■ What the task asks
Retyping the records exactly, down to the last line, is the whole job.

# # #

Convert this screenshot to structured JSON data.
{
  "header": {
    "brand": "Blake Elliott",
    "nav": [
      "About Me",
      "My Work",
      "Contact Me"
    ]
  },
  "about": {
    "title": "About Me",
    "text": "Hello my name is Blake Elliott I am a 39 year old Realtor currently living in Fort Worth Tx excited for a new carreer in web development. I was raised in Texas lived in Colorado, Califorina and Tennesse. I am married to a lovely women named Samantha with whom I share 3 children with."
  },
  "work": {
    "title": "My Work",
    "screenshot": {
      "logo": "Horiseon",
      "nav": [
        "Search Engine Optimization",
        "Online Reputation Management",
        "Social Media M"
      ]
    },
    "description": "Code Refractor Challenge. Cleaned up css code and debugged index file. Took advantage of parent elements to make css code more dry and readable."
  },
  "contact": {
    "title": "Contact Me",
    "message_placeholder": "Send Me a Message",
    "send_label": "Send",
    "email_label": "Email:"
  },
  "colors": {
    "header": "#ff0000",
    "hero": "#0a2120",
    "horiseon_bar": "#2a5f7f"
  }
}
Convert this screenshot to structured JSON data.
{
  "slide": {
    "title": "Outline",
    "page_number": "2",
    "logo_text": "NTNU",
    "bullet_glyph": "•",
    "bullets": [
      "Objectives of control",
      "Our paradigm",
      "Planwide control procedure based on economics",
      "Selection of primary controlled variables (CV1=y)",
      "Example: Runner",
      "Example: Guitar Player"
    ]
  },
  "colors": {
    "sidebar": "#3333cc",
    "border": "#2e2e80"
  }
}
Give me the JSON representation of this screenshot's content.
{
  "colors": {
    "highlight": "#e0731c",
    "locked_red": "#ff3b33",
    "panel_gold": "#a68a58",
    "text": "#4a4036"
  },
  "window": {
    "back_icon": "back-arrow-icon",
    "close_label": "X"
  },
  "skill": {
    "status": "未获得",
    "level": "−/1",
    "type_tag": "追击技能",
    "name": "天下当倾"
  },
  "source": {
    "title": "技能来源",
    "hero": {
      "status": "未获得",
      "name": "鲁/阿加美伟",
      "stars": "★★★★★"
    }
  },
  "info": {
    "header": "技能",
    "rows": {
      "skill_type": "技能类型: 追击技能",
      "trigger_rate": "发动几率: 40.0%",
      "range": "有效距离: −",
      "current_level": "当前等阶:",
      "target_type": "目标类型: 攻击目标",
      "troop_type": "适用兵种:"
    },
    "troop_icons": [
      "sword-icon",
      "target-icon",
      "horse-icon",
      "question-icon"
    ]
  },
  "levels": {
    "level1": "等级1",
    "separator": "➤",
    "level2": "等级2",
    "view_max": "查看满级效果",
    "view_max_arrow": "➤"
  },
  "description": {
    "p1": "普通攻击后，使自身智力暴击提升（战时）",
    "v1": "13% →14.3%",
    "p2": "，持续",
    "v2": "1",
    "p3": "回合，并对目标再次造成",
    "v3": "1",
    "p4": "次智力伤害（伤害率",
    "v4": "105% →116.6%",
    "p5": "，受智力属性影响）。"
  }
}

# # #

■ Completed exercise
Convert this screenshot to structured JSON data.
{
  "header": {
    "brand": "Blake Elliott",
    "nav": [
      "About Me",
      "My Work",
      "Contact Me"
    ]
  },
  "about": {
    "title": "About Me",
    "text": "Hello my name is Blake Elliott I am a 39 year old Realtor currently living in Fort Worth Tx excited for a new carreer in web development. I was raised in Texas lived in Colorado, Califorina and Tennesse. I am married to a lovely women named Samantha with whom I share 3 children with."
  },
  "work": {
    "title": "My Work",
    "screenshot": {
      "logo": "Horiseon",
      "nav": [
        "Search Engine Optimization",
        "Online Reputation Management",
        "Social Media M"
      ]
    },
    "description": "Code Refractor Challenge. Cleaned up css code and debugged index file. Took advantage of parent elements to make css code more dry and readable."
  },
  "contact": {
    "title": "Contact Me",
    "message_placeholder": "Send Me a Message",
    "send_label": "Send",
    "email_label": "Email:"
  },
  "colors": {
    "header": "#ff0000",
    "hero": "#0a2120",
    "horiseon_bar": "#2a5f7f"
  }
}
Convert this screenshot to structured JSON data.
{
  "slide": {
    "title": "Outline",
    "page_number": "2",
    "logo_text": "NTNU",
    "bullet_glyph": "•",
    "bullets": [
      "Objectives of control",
      "Our paradigm",
      "Planwide control procedure based on economics",
      "Selection of primary controlled variables (CV1=y)",
      "Example: Runner",
      "Example: Guitar Player"
    ]
  },
  "colors": {
    "sidebar": "#3333cc",
    "border": "#2e2e80"
  }
}
Give me the JSON representation of this screenshot's content.
{
  "colors": {
    "highlight": "#e0731c",
    "locked_red": "#ff3b33",
    "panel_gold": "#a68a58",
    "text": "#4a4036"
  },
  "window": {
    "back_icon": "back-arrow-icon",
    "close_label": "X"
  },
  "skill": {
    "status": "未获得",
    "level": "−/1",
    "type_tag": "追击技能",
    "name": "天下当倾"
  },
  "source": {
    "title": "技能来源",
    "hero": {
      "status": "未获得",
      "name": "鲁/阿加美伟",
      "stars": "★★★★★"
    }
  },
  "info": {
    "header": "技能",
    "rows": {
      "skill_type": "技能类型: 追击技能",
      "trigger_rate": "发动几率: 40.0%",
      "range": "有效距离: −",
      "current_level": "当前等阶:",
      "target_type": "目标类型: 攻击目标",
      "troop_type": "适用兵种:"
    },
    "troop_icons": [
      "sword-icon",
      "target-icon",
      "horse-icon",
      "question-icon"
    ]
  },
  "levels": {
    "level1": "等级1",
    "separator": "➤",
    "level2": "等级2",
    "view_max": "查看满级效果",
    "view_max_arrow": "➤"
  },
  "description": {
    "p1": "普通攻击后，使自身智力暴击提升（战时）",
    "v1": "13% →14.3%",
    "p2": "，持续",
    "v2": "1",
    "p3": "回合，并对目标再次造成",
    "v3": "1",
    "p4": "次智力伤害（伤害率",
    "v4": "105% →116.6%",
    "p5": "，受智力属性影响）。"
  }
}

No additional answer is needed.